in the broad sense of the term, any international agreement establishing mutual rights and obligations of the states that have ratified it. As a rule, however, the term “international convention” is applied to an agreement regulating a particular sphere of relations between states.
The most important international conventions are multilateral. Such conventions constitute, as it were, acts of international lawmaking (traités-lois, lawmaking treaties) and contain general norms. International conventions of this type may be divided into several groups.
(1) International conventions establishing the legal status of a particular territory and any accompanying political obligations. The first such international convention was included in the final act of the Congress of Vienna of 1814–15, which had a provision on the recognition and guarantee of the perpetual neutrality of Switzerland.
(2) International conventions on maritime law. A whole series of such conventions was signed at the Geneva Conference of 1958: on the high seas, on territorial waters and the adjoining zones, on the continental shelf, and on fishing and the protection of resources on the high seas. This group also includes conventions regulating the legal status of international waterways, rivers, and straits, as well as conventions on specific aspects of maritime navigation, such as the conventions on the protection of underwater telegraph cables (1884), on aid and rescue at sea (1910), on the conditions of naval ports (1923), and on the protection of human life at sea (1960).
(3) International conventions regulating the legal conditions of airspace and the flights of aircraft, such as the conventions on international civil aviation (1944), the unification of some rules relating to international air shipments (1944), and the international recognition of the right to aircraft (1948).
(4) A group of international conventions regulating questions related to the exploration of outer space.
(5) International conventions on the protection of the rights of man and the development of political, economic, and civil rights, such as the international pacts on human rights of man, the legal status of refugees (1951), the political rights of women (1952), the inadmissibility of discrimination in education (1960), and the liquidation of all forms of racial discrimination (1965).

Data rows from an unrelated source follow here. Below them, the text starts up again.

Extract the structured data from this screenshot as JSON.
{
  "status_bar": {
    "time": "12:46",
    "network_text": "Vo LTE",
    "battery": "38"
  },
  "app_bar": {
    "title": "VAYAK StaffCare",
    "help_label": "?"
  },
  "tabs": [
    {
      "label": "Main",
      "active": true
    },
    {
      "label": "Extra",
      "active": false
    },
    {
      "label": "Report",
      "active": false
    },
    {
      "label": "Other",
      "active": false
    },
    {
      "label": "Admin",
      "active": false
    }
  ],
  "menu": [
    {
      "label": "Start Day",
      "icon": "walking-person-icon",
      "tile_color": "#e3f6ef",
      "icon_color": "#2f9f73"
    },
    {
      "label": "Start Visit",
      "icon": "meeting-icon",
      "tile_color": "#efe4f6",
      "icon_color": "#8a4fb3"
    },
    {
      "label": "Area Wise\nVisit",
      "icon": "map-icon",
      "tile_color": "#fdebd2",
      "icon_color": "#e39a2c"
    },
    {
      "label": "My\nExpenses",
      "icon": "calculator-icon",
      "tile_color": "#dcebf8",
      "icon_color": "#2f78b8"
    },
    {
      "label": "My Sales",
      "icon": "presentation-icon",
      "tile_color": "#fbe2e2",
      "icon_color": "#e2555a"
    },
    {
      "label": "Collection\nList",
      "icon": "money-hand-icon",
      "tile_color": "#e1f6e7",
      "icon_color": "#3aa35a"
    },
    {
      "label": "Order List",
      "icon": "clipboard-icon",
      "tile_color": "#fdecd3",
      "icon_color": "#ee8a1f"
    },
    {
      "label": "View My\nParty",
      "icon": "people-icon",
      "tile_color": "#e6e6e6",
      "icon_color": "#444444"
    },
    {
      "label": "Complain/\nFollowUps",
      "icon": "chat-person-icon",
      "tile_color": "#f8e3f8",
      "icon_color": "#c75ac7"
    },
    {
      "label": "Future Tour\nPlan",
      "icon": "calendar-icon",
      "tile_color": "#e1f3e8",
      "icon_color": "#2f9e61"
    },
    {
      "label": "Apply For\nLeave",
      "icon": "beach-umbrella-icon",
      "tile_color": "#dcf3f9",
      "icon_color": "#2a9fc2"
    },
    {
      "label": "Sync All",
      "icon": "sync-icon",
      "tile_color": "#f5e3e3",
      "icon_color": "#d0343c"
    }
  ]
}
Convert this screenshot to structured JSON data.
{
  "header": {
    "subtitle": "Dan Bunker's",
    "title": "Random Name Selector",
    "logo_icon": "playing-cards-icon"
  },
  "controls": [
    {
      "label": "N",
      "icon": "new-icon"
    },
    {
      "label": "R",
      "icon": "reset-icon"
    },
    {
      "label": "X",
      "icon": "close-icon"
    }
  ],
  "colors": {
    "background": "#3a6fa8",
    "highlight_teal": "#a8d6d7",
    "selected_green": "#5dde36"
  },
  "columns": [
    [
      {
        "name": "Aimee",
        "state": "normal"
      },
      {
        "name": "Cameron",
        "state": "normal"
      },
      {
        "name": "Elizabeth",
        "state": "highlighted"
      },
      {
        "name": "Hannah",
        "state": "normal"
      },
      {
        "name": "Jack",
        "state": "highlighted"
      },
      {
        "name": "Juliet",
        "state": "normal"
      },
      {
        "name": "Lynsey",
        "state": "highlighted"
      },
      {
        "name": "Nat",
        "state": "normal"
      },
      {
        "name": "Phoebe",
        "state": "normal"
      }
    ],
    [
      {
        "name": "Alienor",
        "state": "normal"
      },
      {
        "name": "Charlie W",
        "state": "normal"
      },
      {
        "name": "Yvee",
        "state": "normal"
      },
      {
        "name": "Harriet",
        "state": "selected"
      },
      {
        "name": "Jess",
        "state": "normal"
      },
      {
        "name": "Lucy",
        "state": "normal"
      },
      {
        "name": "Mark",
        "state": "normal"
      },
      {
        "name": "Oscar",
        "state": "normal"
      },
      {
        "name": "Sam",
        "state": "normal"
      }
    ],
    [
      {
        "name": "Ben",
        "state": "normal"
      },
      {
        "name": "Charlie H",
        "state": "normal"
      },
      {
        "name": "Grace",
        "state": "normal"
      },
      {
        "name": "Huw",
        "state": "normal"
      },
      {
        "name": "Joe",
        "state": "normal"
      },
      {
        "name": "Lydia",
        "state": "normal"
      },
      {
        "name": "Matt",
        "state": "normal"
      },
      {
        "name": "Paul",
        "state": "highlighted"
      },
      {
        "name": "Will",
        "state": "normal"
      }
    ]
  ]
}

(6) International conventions on crime, such as those on ending slavery (1926), limiting the dissemination of pornographic publications (1923), preventing the counterfeiting of currency (1929), controlling drugs (the unified international convention on narcotics of 1961), dealing with crimes and other acts committed on board an aircraft (1963), and combating the illegal seizure of aircraft (1970).
(7) International conventions relating to crimes against humanity, such as the conventions on prevention and punishment of genocide (1948) and conventions on the inapplicability of the statute of limitations to war crimes and crimes against humanity (1968).
(8) International conventions on the laws and conduct of wars, such as the Hague Conventions and the Geneva Conventions of 1949.
(9) International conventions on diplomatic and consular law, such as the Vienna Convention on Consular Relations (1963) and the Convention on Special Missions (1969).
(10) International conventions on the legal status of international organizations and of their officials and employees.
(11) International conventions on the peaceful settlement of international disputes and conflicts. The Hague Conferences of 1899 and 1907 presented the first comprehensive treatment of these questions.
(12) The international conventions on working conditions adopted by the International Labor Organization (ILO).
A specific group of international conventions establishes general rules of concluding, changing, and annulling international treaties and agreements. The UN conferences on the status of international treaties of 1968 and 1969 drew up and adopted for the first time an international convention on the status of international treaties.
International conventions may also be adopted by individual groups of states, in which case they are called regional international conventions.
REFERENCEKurs mezhdunarodnogo prava, vol. 4. Moscow, 1968. Pages 130–310.
V. I. MENZHINSKII